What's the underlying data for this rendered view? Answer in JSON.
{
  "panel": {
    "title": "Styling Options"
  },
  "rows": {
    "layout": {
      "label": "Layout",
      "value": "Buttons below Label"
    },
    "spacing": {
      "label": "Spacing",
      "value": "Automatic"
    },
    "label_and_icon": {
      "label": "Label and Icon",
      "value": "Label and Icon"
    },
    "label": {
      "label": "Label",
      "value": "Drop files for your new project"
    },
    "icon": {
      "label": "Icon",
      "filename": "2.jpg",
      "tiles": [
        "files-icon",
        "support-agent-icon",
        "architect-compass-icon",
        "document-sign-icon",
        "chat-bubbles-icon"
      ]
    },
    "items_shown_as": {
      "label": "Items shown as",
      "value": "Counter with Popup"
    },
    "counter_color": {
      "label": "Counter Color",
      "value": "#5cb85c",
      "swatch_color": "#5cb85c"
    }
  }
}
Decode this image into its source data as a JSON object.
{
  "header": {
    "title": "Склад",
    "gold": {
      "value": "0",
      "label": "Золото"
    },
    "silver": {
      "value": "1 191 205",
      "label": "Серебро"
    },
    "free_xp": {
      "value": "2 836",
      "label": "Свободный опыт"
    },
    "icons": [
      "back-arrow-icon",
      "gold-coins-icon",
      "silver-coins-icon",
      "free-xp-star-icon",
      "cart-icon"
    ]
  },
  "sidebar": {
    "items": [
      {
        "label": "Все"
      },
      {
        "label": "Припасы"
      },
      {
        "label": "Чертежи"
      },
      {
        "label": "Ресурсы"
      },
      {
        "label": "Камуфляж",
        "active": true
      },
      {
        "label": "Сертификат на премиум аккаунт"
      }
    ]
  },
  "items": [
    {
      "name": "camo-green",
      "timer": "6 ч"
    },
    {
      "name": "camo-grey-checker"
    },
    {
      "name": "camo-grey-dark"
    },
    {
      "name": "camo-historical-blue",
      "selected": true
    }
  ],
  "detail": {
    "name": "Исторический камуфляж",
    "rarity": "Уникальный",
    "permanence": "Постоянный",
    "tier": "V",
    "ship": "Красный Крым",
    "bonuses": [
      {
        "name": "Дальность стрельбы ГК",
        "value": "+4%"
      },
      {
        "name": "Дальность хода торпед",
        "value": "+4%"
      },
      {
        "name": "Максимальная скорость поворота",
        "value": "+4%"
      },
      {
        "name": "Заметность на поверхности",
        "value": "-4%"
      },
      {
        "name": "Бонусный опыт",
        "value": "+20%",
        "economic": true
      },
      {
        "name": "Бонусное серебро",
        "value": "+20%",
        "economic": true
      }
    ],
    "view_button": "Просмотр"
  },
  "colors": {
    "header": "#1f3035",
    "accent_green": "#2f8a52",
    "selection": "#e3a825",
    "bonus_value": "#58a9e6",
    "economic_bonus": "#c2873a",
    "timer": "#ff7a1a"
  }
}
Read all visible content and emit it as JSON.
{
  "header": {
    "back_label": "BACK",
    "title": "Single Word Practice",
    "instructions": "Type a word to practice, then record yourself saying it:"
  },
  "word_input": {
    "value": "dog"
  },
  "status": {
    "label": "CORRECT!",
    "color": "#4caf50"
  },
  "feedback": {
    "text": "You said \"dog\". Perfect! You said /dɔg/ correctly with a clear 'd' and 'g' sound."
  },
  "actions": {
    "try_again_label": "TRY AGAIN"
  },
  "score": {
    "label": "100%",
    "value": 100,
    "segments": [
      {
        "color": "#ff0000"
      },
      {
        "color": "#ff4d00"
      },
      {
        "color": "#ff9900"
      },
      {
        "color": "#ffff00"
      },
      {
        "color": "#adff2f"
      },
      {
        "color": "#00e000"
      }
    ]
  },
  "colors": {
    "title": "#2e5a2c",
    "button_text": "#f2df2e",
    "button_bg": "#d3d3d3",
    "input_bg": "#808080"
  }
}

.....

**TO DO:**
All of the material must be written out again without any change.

**RESULT:**
What's the underlying data for this rendered view? Answer in JSON.
{
  "panel": {
    "title": "Styling Options"
  },
  "rows": {
    "layout": {
      "label": "Layout",
      "value": "Buttons below Label"
    },
    "spacing": {
      "label": "Spacing",
      "value": "Automatic"
    },
    "label_and_icon": {
      "label": "Label and Icon",
      "value": "Label and Icon"
    },
    "label": {
      "label": "Label",
      "value": "Drop files for your new project"
    },
    "icon": {
      "label": "Icon",
      "filename": "2.jpg",
      "tiles": [
        "files-icon",
        "support-agent-icon",
        "architect-compass-icon",
        "document-sign-icon",
        "chat-bubbles-icon"
      ]
    },
    "items_shown_as": {
      "label": "Items shown as",
      "value": "Counter with Popup"
    },
    "counter_color": {
      "label": "Counter Color",
      "value": "#5cb85c",
      "swatch_color": "#5cb85c"
    }
  }
}
Decode this image into its source data as a JSON object.
{
  "header": {
    "title": "Склад",
    "gold": {
      "value": "0",
      "label": "Золото"
    },
    "silver": {
      "value": "1 191 205",
      "label": "Серебро"
    },
    "free_xp": {
      "value": "2 836",
      "label": "Свободный опыт"
    },
    "icons": [
      "back-arrow-icon",
      "gold-coins-icon",
      "silver-coins-icon",
      "free-xp-star-icon",
      "cart-icon"
    ]
  },
  "sidebar": {
    "items": [
      {
        "label": "Все"
      },
      {
        "label": "Припасы"
      },
      {
        "label": "Чертежи"
      },
      {
        "label": "Ресурсы"
      },
      {
        "label": "Камуфляж",
        "active": true
      },
      {
        "label": "Сертификат на премиум аккаунт"
      }
    ]
  },
  "items": [
    {
      "name": "camo-green",
      "timer": "6 ч"
    },
    {
      "name": "camo-grey-checker"
    },
    {
      "name": "camo-grey-dark"
    },
    {
      "name": "camo-historical-blue",
      "selected": true
    }
  ],
  "detail": {
    "name": "Исторический камуфляж",
    "rarity": "Уникальный",
    "permanence": "Постоянный",
    "tier": "V",
    "ship": "Красный Крым",
    "bonuses": [
      {
        "name": "Дальность стрельбы ГК",
        "value": "+4%"
      },
      {
        "name": "Дальность хода торпед",
        "value": "+4%"
      },
      {
        "name": "Максимальная скорость поворота",
        "value": "+4%"
      },
      {
        "name": "Заметность на поверхности",
        "value": "-4%"
      },
      {
        "name": "Бонусный опыт",
        "value": "+20%",
        "economic": true
      },
      {
        "name": "Бонусное серебро",
        "value": "+20%",
        "economic": true
      }
    ],
    "view_button": "Просмотр"
  },
  "colors": {
    "header": "#1f3035",
    "accent_green": "#2f8a52",
    "selection": "#e3a825",
    "bonus_value": "#58a9e6",
    "economic_bonus": "#c2873a",
    "timer": "#ff7a1a"
  }
}
Read all visible content and emit it as JSON.
{
  "header": {
    "back_label": "BACK",
    "title": "Single Word Practice",
    "instructions": "Type a word to practice, then record yourself saying it:"
  },
  "word_input": {
    "value": "dog"
  },
  "status": {
    "label": "CORRECT!",
    "color": "#4caf50"
  },
  "feedback": {
    "text": "You said \"dog\". Perfect! You said /dɔg/ correctly with a clear 'd' and 'g' sound."
  },
  "actions": {
    "try_again_label": "TRY AGAIN"
  },
  "score": {
    "label": "100%",
    "value": 100,
    "segments": [
      {
        "color": "#ff0000"
      },
      {
        "color": "#ff4d00"
      },
      {
        "color": "#ff9900"
      },
      {
        "color": "#ffff00"
      },
      {
        "color": "#adff2f"
      },
      {
        "color": "#00e000"
      }
    ]
  },
  "colors": {
    "title": "#2e5a2c",
    "button_text": "#f2df2e",
    "button_bg": "#d3d3d3",
    "input_bg": "#808080"
  }
}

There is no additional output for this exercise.